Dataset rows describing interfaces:
□ □ □

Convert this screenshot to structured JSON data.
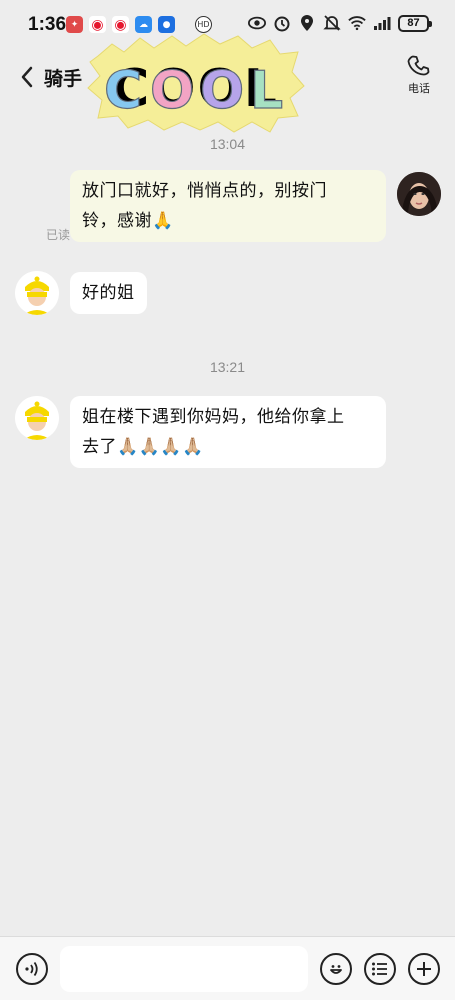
{
  "status_bar": {
    "time": "1:36",
    "battery": "87",
    "app_icons": [
      "app-badge-icon",
      "weibo-icon",
      "weibo-icon",
      "cloud-icon",
      "qq-icon",
      "hd-icon"
    ],
    "system_icons": [
      "eye-icon",
      "alarm-icon",
      "location-icon",
      "mute-icon",
      "wifi-icon",
      "signal-icon"
    ]
  },
  "nav": {
    "title": "骑手 ",
    "phone_label": "电话"
  },
  "sticker": {
    "text": "COOL"
  },
  "messages": {
    "ts1": "13:04",
    "m1": {
      "sender": "self",
      "line1": "放门口就好，悄悄点的，别按门",
      "line2": "铃，感谢🙏",
      "read": "已读"
    },
    "m2": {
      "sender": "rider",
      "text": "好的姐"
    },
    "ts2": "13:21",
    "m3": {
      "sender": "rider",
      "line1": "姐在楼下遇到你妈妈，他给你拿上",
      "line2": "去了🙏🏼🙏🏼🙏🏼🙏🏼"
    }
  },
  "input_bar": {
    "placeholder": ""
  }
}
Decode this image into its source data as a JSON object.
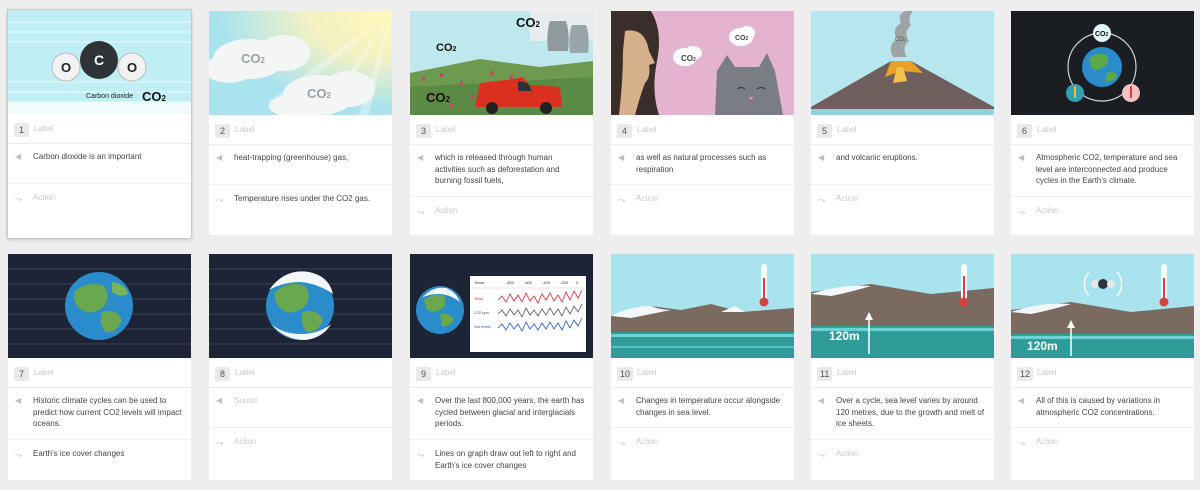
{
  "frames": [
    {
      "number": "1",
      "label": "Label",
      "voiceover": "Carbon dioxide is an important",
      "action": "Action"
    },
    {
      "number": "2",
      "label": "Label",
      "voiceover": "heat-trapping (greenhouse) gas,",
      "action": "Temperature rises under the CO2 gas."
    },
    {
      "number": "3",
      "label": "Label",
      "voiceover": "which is released through human activities such as deforestation and burning fossil fuels,",
      "action": "Action"
    },
    {
      "number": "4",
      "label": "Label",
      "voiceover": "as well as natural processes such as respiration",
      "action": "Action"
    },
    {
      "number": "5",
      "label": "Label",
      "voiceover": "and volcanic eruptions.",
      "action": "Action"
    },
    {
      "number": "6",
      "label": "Label",
      "voiceover": "Atmospheric CO2, temperature and sea level are interconnected and produce cycles in the Earth's climate.",
      "action": "Action"
    },
    {
      "number": "7",
      "label": "Label",
      "voiceover": "Historic climate cycles can be used to predict how current CO2 levels will impact oceans.",
      "action": "Earth's ice cover changes"
    },
    {
      "number": "8",
      "label": "Label",
      "voiceover": "Sound",
      "action": "Action"
    },
    {
      "number": "9",
      "label": "Label",
      "voiceover": "Over the last 800,000 years, the earth has cycled between glacial and interglacials periods.",
      "action": "Lines on graph draw out left to right and Earth's ice cover changes"
    },
    {
      "number": "10",
      "label": "Label",
      "voiceover": "Changes in temperature occur alongside changes in sea level.",
      "action": "Action"
    },
    {
      "number": "11",
      "label": "Label",
      "voiceover": "Over a cycle, sea level varies by around 120 metres, due to the growth and melt of ice sheets.",
      "action": "Action"
    },
    {
      "number": "12",
      "label": "Label",
      "voiceover": "All of this is caused by variations in atmospheric CO2 concentrations.",
      "action": "Action"
    }
  ],
  "art": {
    "co2": "CO2",
    "co2_main": "CO",
    "subscript_2": "2",
    "carbon_dioxide": "Carbon dioxide",
    "atom_o": "O",
    "atom_c": "C",
    "sea_level_label": "120m",
    "graph_headers": [
      "Years",
      "-800",
      "-600",
      "-400",
      "-200",
      "0"
    ],
    "graph_rows": [
      "Temp",
      "CO2 ppm",
      "Sea levels"
    ]
  },
  "colors": {
    "page_bg": "#eeeeee",
    "sky_cyan": "#a8e3ee",
    "sea_teal": "#2f9c9a",
    "dark_space": "#1c2436",
    "truck_red": "#d9301f"
  }
}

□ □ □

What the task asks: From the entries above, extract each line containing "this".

Result of the exercise:
Convert this screenshot to structured JSON data.
Decode this image into its source data as a JSON object.
      "voiceover": "All of this is caused by variations in atmospheric CO2 concentrations.",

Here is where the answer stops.